Recreating Your Favorite Meals
By Marni Sumbal
Do you ever wonder why you crave sweets around 3pm? Do you ever wonder why you eat chips or pretzels with sandwiches? Why is it that you always have pancakes after your long Sunday ride? Why does lemonade always sound good after a hard and hot workout?
I'm sure you have heard the expression "you can’t teach an old dog new tricks." I think it would be true to say everyone has habits in their diet — good and bad. I think the number one fear people have when changing dietary habits is giving up their favorite foods.
Ask yourself: if you were to change some of your eating habits, would you lose weight, improve performance or feel better about what you eat?
While snacking on fruit is certainly not a habit that you would want to change, perhaps always ordering fries with a meal is a habit that should be changed. What about that energy bar you snack on mid-day? Are you eating that for convenience, because it tastes good or because it provides you with the fuel for your upcoming 90-minute workout?
Maybe it’s time you got creative with your meals!

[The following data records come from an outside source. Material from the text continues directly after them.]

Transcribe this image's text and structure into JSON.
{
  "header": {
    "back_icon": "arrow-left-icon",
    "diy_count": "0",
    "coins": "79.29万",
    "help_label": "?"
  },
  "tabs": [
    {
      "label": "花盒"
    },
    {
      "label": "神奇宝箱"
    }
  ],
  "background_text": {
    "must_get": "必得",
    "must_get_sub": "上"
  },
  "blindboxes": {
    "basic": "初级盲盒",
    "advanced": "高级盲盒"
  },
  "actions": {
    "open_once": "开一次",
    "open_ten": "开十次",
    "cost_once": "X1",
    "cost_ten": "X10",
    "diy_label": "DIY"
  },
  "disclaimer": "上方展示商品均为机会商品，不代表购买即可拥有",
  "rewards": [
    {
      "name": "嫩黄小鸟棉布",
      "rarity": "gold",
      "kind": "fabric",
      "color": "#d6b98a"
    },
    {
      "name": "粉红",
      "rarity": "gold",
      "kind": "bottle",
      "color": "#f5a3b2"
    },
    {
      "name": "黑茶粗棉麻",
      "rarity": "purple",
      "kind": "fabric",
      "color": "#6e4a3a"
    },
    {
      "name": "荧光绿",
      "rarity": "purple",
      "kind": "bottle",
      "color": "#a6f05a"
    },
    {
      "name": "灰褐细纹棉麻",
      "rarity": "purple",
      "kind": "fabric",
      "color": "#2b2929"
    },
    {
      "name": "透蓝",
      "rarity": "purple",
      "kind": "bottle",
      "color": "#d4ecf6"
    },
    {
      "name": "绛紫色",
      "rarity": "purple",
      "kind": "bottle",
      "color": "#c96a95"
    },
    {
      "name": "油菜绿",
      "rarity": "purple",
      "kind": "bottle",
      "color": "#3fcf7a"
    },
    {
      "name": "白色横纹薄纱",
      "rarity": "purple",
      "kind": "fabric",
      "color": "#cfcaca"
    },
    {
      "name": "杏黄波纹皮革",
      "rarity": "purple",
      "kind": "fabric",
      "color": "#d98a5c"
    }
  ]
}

I love finding creative ways to turn a favorite high-calorie recipe into a new, favorite healthy recipe. Part of being creative with meals means understanding what it is that you want to recreate. Everyone has parts of their diet which could use improvement. Whether you are looking for ways to improve the diet for performance gains or improving the diet for weight loss, it is important to make the most out of your meals and snacks and most of all, enjoy what you are eating and feel satisfied after eating it.
Take a look at the meals and snacks in your diet that you could recreate. Ask yourself the following questions:
- Is presentation important?
- Is size important?
- What makes this meal sweet?
- What makes this meal filling?
- What seasonings make this meal tasty?
- Why do I enjoy eating this food?
- Am I eating this meal for health benefits?
- Am I eating this meal for performance benefits?
- Am I eating this meal because I am bored or tired?
- Am I eating this meal because I am starving?
Let’s use pizza as an example:
Presentation — would you still enjoy pizza if you went light on the cheese, loaded it with veggies and ordered whole wheat, thin crust?
Size — would you be able to eat 3 small pieces over 1 extra-large piece?
Sweetness — there isn't anything sweet about pizza.
Filling — although whole wheat would add fiber, the cheese adds fat for filling and perhaps, because it is easy to eat a lot of pizza before feeling full, it is easy to fill yourself up with a lot of calories.
Seasonings — is it the sauce, toppings, in the bread? What makes pizza so good?
Why do you eat this? — Is this a special night? Is a sports game on TV? Did you just have a hard workout?
Health — pizza could be healthy if prepared at home.
Performance — many people enjoy pizza a few nights before a race. There could be performance benefits so long as the rest of the diet is balanced.
Bored or tired —is delivery or frozen pizza an easy option when you don't feel like cooking?
Starving — Do you reach right for frozen or leftover pizza when you are starving? It is likely that if you are starving that you may overeat pizza when it is ready but if you are starving at a restaurant there are quicker items on the menu.
Eating healthy isn't about giving up all of your favorite foods. Sure, you may need to cut back on restaurant and fast food items, but by cooking at home you can really get creative in finding ways to give your old favorites a healthy twist.
Try this recipe swap on for size:
Instead of French Fries...
Similar shape, nice crunch, filled with nutrition, low in fat and calories, great taste!
1/3 cup Italian bread crumbs
2 egg whites
1 tbsp fresh Parmesan
1. Preheat oven to 350-degrees. Line a baking sheet with tinfoil. Spray with non-stick spray.
2. Cut peeled zucchini in half. Cut each half into thin slices. Cut each slice in half to make fries.
3. Arrange your stations – zucchini slices, egg whites (lightly scrambled), bread crumbs and Parmesan.
4. Dip slices into egg whites and lightly coat it with the bread crumb mixture. Place on baking dish.
5. Bake for 20-25 minutes, or until bread crumbs begin to brown.
Marni Sumbal holds a Master of Science in Exercise Physiology, is a Certified Sports Nutritionist (CISSN) and is certified in Adult Weight Management by the American Dietetic Association. Marni is a Level 1 USAT coach and is currently pursuing a registered dietician degree. She enjoys public speaking and writing and has several published articles in Hammer Endurance News, Cosmo Girl and Triathlete Magazine. Marni contributes monthly to IronGirl.com and Beginnertriathlete.com. You can check out her blog at http://trimarni.blogspot.com.
The views expressed in this article are the opinion of the author and not necessarily the practices of USA Triathlon. Before starting any new diet or exercise program, you should check with your physician and/or coach.